INSTRUCTIONS FOR THE TASK -
Your reply should be only the number of lines in the material below that include the word "JSON".
MATERIALS PROVIDED: Begin
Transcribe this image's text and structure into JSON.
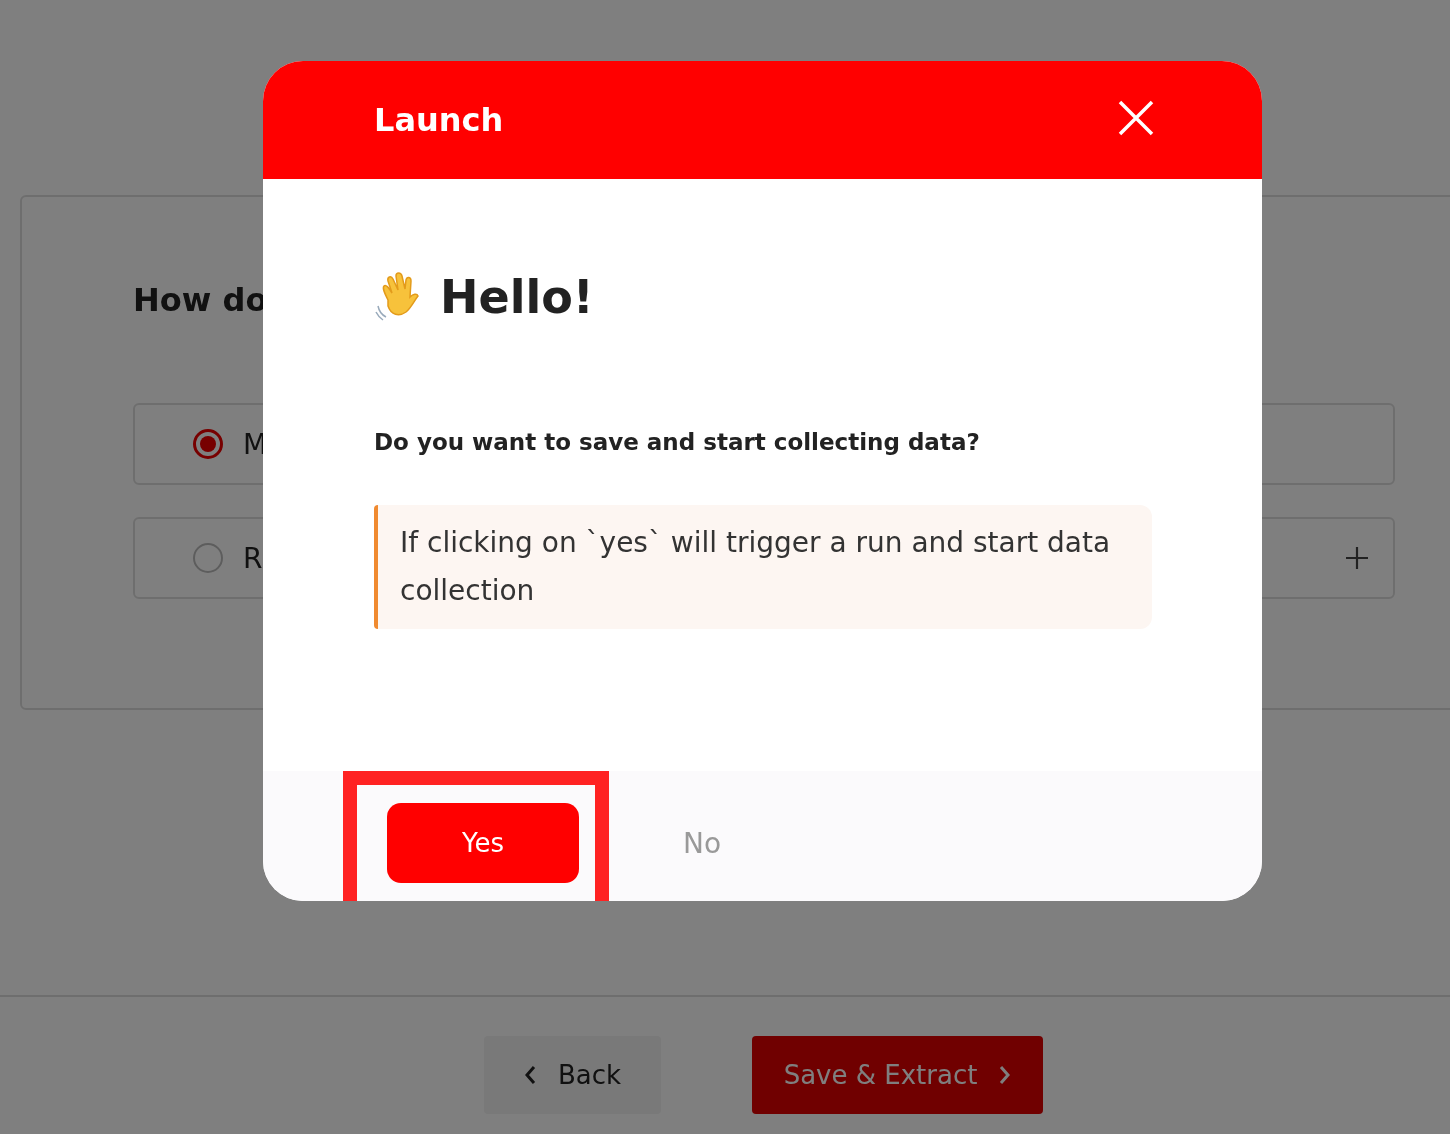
{
  "page": {
    "question": "How do",
    "options": [
      {
        "label": "M",
        "selected": true,
        "add_button": false
      },
      {
        "label": "R",
        "selected": false,
        "add_button": true
      }
    ],
    "back": "Back",
    "save": "Save & Extract"
  },
  "dialog": {
    "title": "Launch",
    "greeting": "Hello!",
    "question": "Do you want to save and start collecting data?",
    "note": "If clicking on `yes` will trigger a run and start data collection",
    "actions": [
      {
        "label": "Yes",
        "kind": "primary",
        "highlighted": true
      },
      {
        "label": "No",
        "kind": "secondary",
        "highlighted": false
      }
    ]
  }
}
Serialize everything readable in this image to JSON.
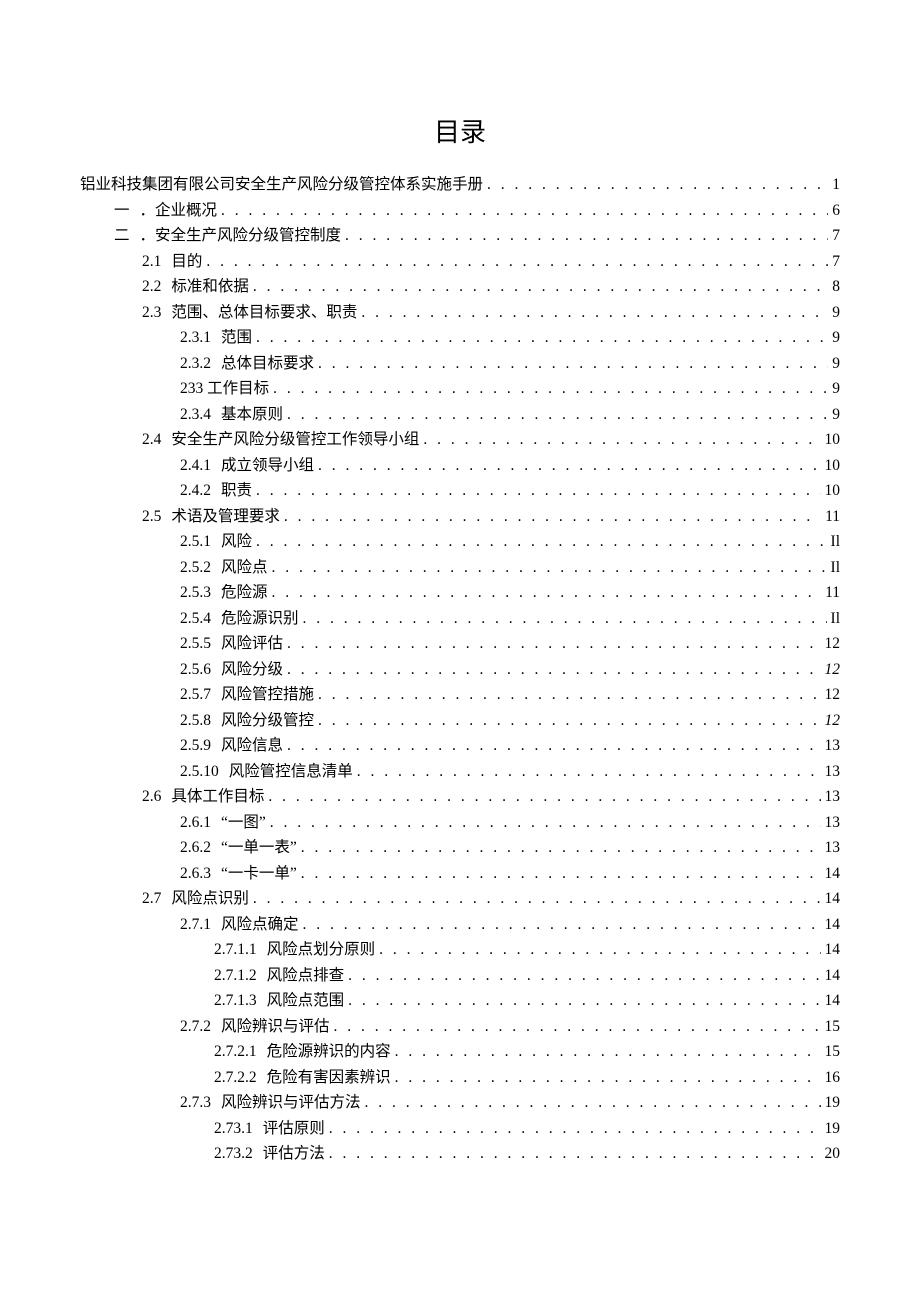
{
  "title": "目录",
  "entries": [
    {
      "indent": 0,
      "num": "",
      "label": "铝业科技集团有限公司安全生产风险分级管控体系实施手册",
      "page": "1",
      "italic": false
    },
    {
      "indent": 1,
      "num": "一",
      "label": "．企业概况",
      "page": "6",
      "italic": false
    },
    {
      "indent": 1,
      "num": "二",
      "label": "．安全生产风险分级管控制度",
      "page": "7",
      "italic": false
    },
    {
      "indent": 2,
      "num": "2.1",
      "label": "目的",
      "page": "7",
      "italic": false
    },
    {
      "indent": 2,
      "num": "2.2",
      "label": "标准和依据",
      "page": "8",
      "italic": false
    },
    {
      "indent": 2,
      "num": "2.3",
      "label": "范围、总体目标要求、职责",
      "page": "9",
      "italic": false
    },
    {
      "indent": 3,
      "num": "2.3.1",
      "label": "范围",
      "page": "9",
      "italic": false
    },
    {
      "indent": 3,
      "num": "2.3.2",
      "label": "总体目标要求",
      "page": "9",
      "italic": false
    },
    {
      "indent": 3,
      "num": "",
      "label": "233 工作目标",
      "page": "9",
      "italic": false
    },
    {
      "indent": 3,
      "num": "2.3.4",
      "label": "基本原则",
      "page": "9",
      "italic": false
    },
    {
      "indent": 2,
      "num": "2.4",
      "label": "安全生产风险分级管控工作领导小组",
      "page": "10",
      "italic": false
    },
    {
      "indent": 3,
      "num": "2.4.1",
      "label": "成立领导小组",
      "page": "10",
      "italic": false
    },
    {
      "indent": 3,
      "num": "2.4.2",
      "label": "职责",
      "page": "10",
      "italic": false
    },
    {
      "indent": 2,
      "num": "2.5",
      "label": "术语及管理要求",
      "page": "11",
      "italic": false
    },
    {
      "indent": 3,
      "num": "2.5.1",
      "label": "风险",
      "page": "Il",
      "italic": false
    },
    {
      "indent": 3,
      "num": "2.5.2",
      "label": "风险点",
      "page": "Il",
      "italic": false
    },
    {
      "indent": 3,
      "num": "2.5.3",
      "label": "危险源",
      "page": "11",
      "italic": false
    },
    {
      "indent": 3,
      "num": "2.5.4",
      "label": "危险源识别",
      "page": "Il",
      "italic": false
    },
    {
      "indent": 3,
      "num": "2.5.5",
      "label": "风险评估",
      "page": "12",
      "italic": false
    },
    {
      "indent": 3,
      "num": "2.5.6",
      "label": "风险分级",
      "page": "12",
      "italic": true
    },
    {
      "indent": 3,
      "num": "2.5.7",
      "label": "风险管控措施",
      "page": "12",
      "italic": false
    },
    {
      "indent": 3,
      "num": "2.5.8",
      "label": "风险分级管控",
      "page": "12",
      "italic": true
    },
    {
      "indent": 3,
      "num": "2.5.9",
      "label": "风险信息",
      "page": "13",
      "italic": false
    },
    {
      "indent": 3,
      "num": "2.5.10",
      "label": "风险管控信息清单",
      "page": "13",
      "italic": false
    },
    {
      "indent": 2,
      "num": "2.6",
      "label": "具体工作目标",
      "page": "13",
      "italic": false
    },
    {
      "indent": 3,
      "num": "2.6.1",
      "label": "“一图”",
      "page": "13",
      "italic": false
    },
    {
      "indent": 3,
      "num": "2.6.2",
      "label": "“一单一表”",
      "page": "13",
      "italic": false
    },
    {
      "indent": 3,
      "num": "2.6.3",
      "label": "“一卡一单”",
      "page": "14",
      "italic": false
    },
    {
      "indent": 2,
      "num": "2.7",
      "label": "风险点识别",
      "page": "14",
      "italic": false
    },
    {
      "indent": 3,
      "num": "2.7.1",
      "label": "风险点确定",
      "page": "14",
      "italic": false
    },
    {
      "indent": 4,
      "num": "2.7.1.1",
      "label": "风险点划分原则",
      "page": "14",
      "italic": false
    },
    {
      "indent": 4,
      "num": "2.7.1.2",
      "label": "风险点排查",
      "page": "14",
      "italic": false
    },
    {
      "indent": 4,
      "num": "2.7.1.3",
      "label": "风险点范围",
      "page": "14",
      "italic": false
    },
    {
      "indent": 3,
      "num": "2.7.2",
      "label": "风险辨识与评估",
      "page": "15",
      "italic": false
    },
    {
      "indent": 4,
      "num": "2.7.2.1",
      "label": "危险源辨识的内容",
      "page": "15",
      "italic": false
    },
    {
      "indent": 4,
      "num": "2.7.2.2",
      "label": "危险有害因素辨识",
      "page": "16",
      "italic": false
    },
    {
      "indent": 3,
      "num": "2.7.3",
      "label": "风险辨识与评估方法",
      "page": "19",
      "italic": false
    },
    {
      "indent": 4,
      "num": "2.73.1",
      "label": "评估原则",
      "page": "19",
      "italic": false
    },
    {
      "indent": 4,
      "num": "2.73.2",
      "label": "评估方法",
      "page": "20",
      "italic": false
    }
  ]
}
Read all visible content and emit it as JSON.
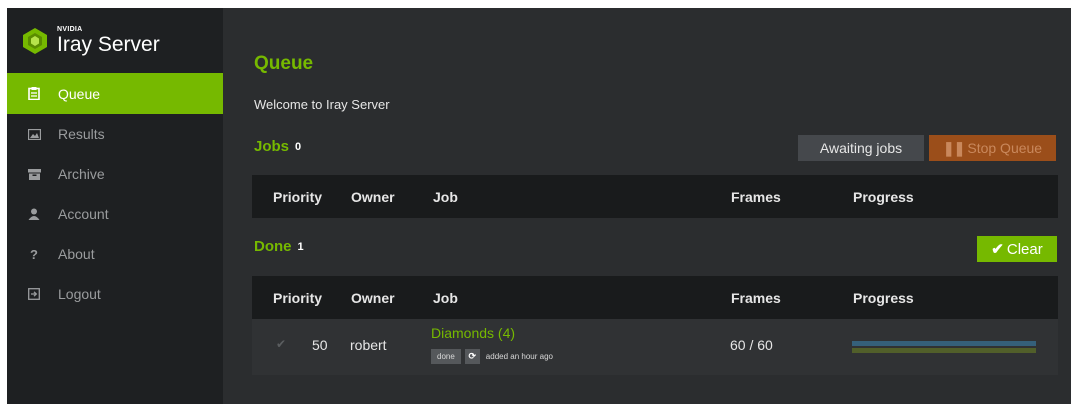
{
  "brand": {
    "vendor": "NVIDIA",
    "product": "Iray Server",
    "accent_color": "#76b900"
  },
  "sidebar": {
    "items": [
      {
        "label": "Queue",
        "icon": "clipboard-icon",
        "active": true
      },
      {
        "label": "Results",
        "icon": "image-icon",
        "active": false
      },
      {
        "label": "Archive",
        "icon": "archive-icon",
        "active": false
      },
      {
        "label": "Account",
        "icon": "user-icon",
        "active": false
      },
      {
        "label": "About",
        "icon": "question-icon",
        "active": false
      },
      {
        "label": "Logout",
        "icon": "logout-icon",
        "active": false
      }
    ]
  },
  "main": {
    "title": "Queue",
    "welcome": "Welcome to Iray Server",
    "jobs": {
      "label": "Jobs",
      "count": "0",
      "awaiting_label": "Awaiting jobs",
      "stop_label": "Stop Queue",
      "stop_icon": "pause-icon",
      "columns": [
        "Priority",
        "Owner",
        "Job",
        "Frames",
        "Progress"
      ]
    },
    "done": {
      "label": "Done",
      "count": "1",
      "clear_label": "Clear",
      "clear_icon": "check-icon",
      "columns": [
        "Priority",
        "Owner",
        "Job",
        "Frames",
        "Progress"
      ],
      "rows": [
        {
          "status_icon": "check-icon",
          "priority": "50",
          "owner": "robert",
          "job": "Diamonds (4)",
          "tag": "done",
          "reload_icon": "reload-icon",
          "added": "added an hour ago",
          "frames": "60 / 60",
          "progress_render": 1.0,
          "progress_frames": 1.0
        }
      ]
    }
  }
}
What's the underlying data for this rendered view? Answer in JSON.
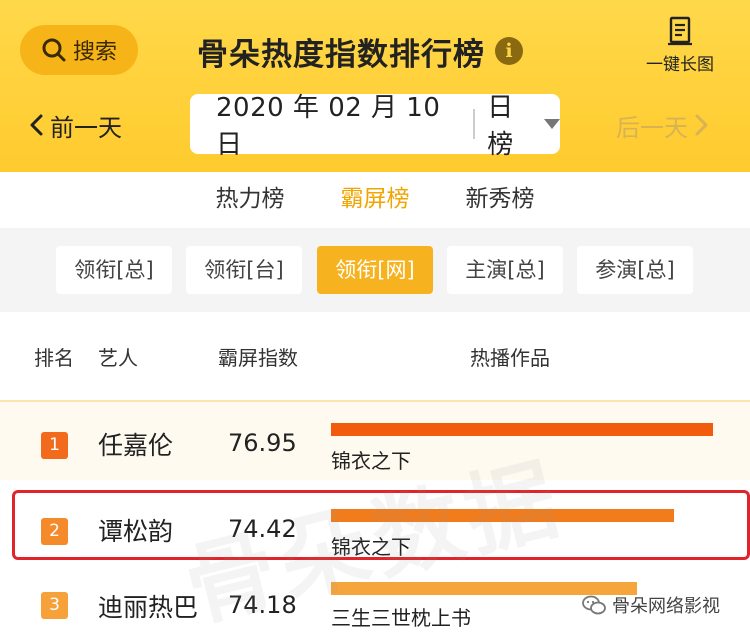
{
  "header": {
    "search_label": "搜索",
    "title": "骨朵热度指数排行榜",
    "info_icon": "info-icon",
    "long_image_label": "一键长图",
    "prev_day_label": "前一天",
    "next_day_label": "后一天",
    "date": "2020 年 02 月 10 日",
    "mode": "日榜"
  },
  "tabs": [
    {
      "label": "热力榜",
      "active": false
    },
    {
      "label": "霸屏榜",
      "active": true
    },
    {
      "label": "新秀榜",
      "active": false
    }
  ],
  "filters": [
    {
      "label": "领衔[总]",
      "active": false
    },
    {
      "label": "领衔[台]",
      "active": false
    },
    {
      "label": "领衔[网]",
      "active": true
    },
    {
      "label": "主演[总]",
      "active": false
    },
    {
      "label": "参演[总]",
      "active": false
    }
  ],
  "table": {
    "headers": {
      "rank": "排名",
      "artist": "艺人",
      "score": "霸屏指数",
      "works": "热播作品"
    },
    "rows": [
      {
        "rank": "1",
        "artist": "任嘉伦",
        "score": "76.95",
        "work": "锦衣之下",
        "bar_fraction": 1.0,
        "badge_color": "#f26b1d",
        "bar_color": "#f25a0c"
      },
      {
        "rank": "2",
        "artist": "谭松韵",
        "score": "74.42",
        "work": "锦衣之下",
        "bar_fraction": 0.897,
        "badge_color": "#f58a2a",
        "bar_color": "#f27c1c"
      },
      {
        "rank": "3",
        "artist": "迪丽热巴",
        "score": "74.18",
        "work": "三生三世枕上书",
        "bar_fraction": 0.8,
        "badge_color": "#f6a13a",
        "bar_color": "#f5a53c"
      }
    ]
  },
  "watermark": "骨朵数据",
  "wechat_account": "骨朵网络影视",
  "colors": {
    "accent": "#ffcb2e",
    "active_tab": "#f0a500",
    "highlight": "#e0242a"
  }
}
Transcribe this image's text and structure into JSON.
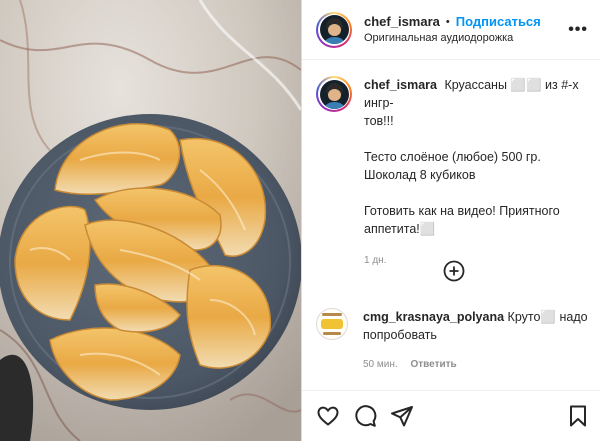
{
  "post": {
    "username": "chef_ismara",
    "separator": "•",
    "follow_label": "Подписаться",
    "audio_label": "Оригинальная аудиодорожка",
    "more_label": "•••"
  },
  "caption": {
    "username": "chef_ismara",
    "line1": "Круассаны ⬜⬜ из #-х ингр-",
    "line2": "тов!!!",
    "line3": "Тесто слоёное (любое) 500 гр.",
    "line4": "Шоколад 8 кубиков",
    "line5": "Готовить как на видео! Приятного",
    "line6": "аппетита!⬜",
    "time": "1 дн."
  },
  "comment": {
    "username": "cmg_krasnaya_polyana",
    "text_line1": "Круто⬜ надо",
    "text_line2": "попробовать",
    "time": "50 мин.",
    "reply_label": "Ответить"
  },
  "icons": {
    "more_comments": "plus-circle-icon",
    "like": "heart-icon",
    "comment": "comment-icon",
    "share": "share-icon",
    "save": "bookmark-icon"
  },
  "colors": {
    "accent": "#0095f6",
    "text": "#262626",
    "muted": "#8e8e8e"
  }
}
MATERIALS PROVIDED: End
EXPECTED ANSWER -
5